Where does the string "JSON" appear? Copy every line of the entries below that holds it.

** Opening Material to process block **

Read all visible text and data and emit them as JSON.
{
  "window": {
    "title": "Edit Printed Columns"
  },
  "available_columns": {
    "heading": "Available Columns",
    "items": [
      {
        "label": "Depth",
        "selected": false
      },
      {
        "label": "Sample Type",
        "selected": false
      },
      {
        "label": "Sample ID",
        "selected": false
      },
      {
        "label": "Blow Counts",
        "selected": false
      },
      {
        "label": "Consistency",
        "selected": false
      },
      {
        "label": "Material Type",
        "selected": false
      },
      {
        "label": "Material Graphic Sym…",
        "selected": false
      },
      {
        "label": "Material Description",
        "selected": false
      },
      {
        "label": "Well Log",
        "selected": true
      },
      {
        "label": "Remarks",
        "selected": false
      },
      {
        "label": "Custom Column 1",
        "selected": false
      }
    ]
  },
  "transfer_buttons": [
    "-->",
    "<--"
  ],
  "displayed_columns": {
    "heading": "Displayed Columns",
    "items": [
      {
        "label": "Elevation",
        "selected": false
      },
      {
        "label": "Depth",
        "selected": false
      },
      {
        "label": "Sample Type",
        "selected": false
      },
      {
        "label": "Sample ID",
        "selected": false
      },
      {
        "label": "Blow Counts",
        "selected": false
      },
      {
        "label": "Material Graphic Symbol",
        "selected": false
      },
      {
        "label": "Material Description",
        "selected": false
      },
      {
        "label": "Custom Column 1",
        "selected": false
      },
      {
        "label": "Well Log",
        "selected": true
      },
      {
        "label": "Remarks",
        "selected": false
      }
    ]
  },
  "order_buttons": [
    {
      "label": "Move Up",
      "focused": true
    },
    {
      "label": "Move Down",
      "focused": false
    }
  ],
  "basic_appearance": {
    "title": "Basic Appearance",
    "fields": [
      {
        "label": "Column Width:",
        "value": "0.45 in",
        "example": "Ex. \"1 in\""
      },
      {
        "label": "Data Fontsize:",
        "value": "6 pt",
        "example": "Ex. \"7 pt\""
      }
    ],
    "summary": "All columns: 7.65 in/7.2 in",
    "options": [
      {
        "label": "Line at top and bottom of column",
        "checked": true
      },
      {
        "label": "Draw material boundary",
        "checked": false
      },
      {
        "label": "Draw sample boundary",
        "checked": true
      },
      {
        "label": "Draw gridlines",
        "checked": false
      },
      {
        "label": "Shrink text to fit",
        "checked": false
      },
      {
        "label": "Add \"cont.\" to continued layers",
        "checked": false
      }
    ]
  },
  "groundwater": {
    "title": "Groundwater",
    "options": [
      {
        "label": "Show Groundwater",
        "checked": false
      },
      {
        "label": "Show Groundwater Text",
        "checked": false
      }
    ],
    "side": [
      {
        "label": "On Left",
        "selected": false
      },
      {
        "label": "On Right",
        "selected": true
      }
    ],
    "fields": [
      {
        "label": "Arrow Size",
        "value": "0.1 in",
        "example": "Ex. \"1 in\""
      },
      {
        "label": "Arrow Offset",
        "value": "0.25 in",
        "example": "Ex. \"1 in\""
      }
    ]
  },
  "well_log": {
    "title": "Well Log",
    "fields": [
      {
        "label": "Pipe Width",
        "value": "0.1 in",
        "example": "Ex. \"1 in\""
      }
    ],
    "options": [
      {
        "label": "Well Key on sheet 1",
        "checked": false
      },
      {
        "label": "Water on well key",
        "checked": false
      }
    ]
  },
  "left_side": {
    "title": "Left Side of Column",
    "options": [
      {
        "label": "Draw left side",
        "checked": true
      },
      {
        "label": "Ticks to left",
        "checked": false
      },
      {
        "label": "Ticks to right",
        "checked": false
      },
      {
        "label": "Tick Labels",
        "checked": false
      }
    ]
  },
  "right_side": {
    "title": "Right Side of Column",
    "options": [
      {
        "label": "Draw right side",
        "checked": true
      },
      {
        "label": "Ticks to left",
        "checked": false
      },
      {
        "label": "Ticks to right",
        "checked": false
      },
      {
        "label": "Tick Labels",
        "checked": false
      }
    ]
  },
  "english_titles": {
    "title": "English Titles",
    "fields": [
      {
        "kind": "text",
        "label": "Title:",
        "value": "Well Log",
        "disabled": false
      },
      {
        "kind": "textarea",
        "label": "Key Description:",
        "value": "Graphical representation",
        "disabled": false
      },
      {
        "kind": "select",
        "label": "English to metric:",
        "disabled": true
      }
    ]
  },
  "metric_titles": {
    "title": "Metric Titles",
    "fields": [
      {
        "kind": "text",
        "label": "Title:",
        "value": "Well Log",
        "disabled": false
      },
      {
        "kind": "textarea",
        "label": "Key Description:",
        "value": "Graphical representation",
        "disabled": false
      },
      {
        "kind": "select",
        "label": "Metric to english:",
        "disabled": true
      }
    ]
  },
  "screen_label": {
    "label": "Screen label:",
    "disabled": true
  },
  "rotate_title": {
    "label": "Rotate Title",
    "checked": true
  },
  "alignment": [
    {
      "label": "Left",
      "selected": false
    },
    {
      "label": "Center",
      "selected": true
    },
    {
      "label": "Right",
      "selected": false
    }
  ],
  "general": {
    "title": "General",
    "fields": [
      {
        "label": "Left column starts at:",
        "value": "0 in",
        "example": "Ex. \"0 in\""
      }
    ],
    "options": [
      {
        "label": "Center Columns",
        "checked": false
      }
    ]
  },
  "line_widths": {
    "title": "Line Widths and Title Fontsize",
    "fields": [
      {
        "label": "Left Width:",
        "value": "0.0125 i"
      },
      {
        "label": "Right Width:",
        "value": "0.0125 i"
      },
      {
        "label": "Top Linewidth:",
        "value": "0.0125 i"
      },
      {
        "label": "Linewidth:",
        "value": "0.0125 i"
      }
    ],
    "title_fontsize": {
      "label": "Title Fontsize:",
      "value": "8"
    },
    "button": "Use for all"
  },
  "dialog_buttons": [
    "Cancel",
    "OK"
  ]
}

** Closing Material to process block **
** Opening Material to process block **

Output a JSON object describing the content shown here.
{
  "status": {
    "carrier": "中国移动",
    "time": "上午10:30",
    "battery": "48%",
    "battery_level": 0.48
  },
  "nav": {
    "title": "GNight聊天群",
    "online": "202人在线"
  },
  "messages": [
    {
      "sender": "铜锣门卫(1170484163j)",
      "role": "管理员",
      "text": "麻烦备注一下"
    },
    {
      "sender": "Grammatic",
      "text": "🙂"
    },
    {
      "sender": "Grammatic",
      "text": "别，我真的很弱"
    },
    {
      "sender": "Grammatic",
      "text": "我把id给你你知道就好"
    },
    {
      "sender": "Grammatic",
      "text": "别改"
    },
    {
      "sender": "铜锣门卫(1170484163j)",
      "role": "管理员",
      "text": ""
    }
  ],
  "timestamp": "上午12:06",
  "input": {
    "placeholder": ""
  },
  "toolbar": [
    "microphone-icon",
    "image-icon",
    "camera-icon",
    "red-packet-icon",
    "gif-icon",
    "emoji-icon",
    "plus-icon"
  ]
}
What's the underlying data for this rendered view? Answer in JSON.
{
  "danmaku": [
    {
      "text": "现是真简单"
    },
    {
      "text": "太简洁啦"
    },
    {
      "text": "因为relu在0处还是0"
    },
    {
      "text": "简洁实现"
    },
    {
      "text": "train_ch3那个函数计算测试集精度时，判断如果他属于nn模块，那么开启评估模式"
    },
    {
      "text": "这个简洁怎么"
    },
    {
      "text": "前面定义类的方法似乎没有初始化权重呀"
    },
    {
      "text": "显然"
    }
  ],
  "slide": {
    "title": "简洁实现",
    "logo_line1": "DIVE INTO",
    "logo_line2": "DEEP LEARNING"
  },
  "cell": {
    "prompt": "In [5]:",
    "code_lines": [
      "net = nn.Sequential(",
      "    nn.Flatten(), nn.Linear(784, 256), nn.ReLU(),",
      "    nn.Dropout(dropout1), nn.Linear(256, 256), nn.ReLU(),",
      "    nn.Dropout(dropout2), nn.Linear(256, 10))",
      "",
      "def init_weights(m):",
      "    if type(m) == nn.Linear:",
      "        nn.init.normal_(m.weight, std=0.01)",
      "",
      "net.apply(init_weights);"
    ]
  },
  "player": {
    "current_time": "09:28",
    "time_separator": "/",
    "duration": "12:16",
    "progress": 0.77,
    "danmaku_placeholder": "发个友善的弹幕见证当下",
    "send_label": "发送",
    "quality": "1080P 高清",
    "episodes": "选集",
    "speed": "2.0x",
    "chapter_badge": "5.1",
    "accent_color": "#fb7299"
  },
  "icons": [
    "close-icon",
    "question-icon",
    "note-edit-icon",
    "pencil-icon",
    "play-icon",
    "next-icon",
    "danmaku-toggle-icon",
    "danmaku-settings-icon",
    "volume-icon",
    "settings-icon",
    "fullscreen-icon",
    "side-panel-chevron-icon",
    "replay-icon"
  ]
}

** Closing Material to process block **

#### [Solution to this task]
Read all visible text and data and emit them as JSON.
Output a JSON object describing the content shown here.
What's the underlying data for this rendered view? Answer in JSON.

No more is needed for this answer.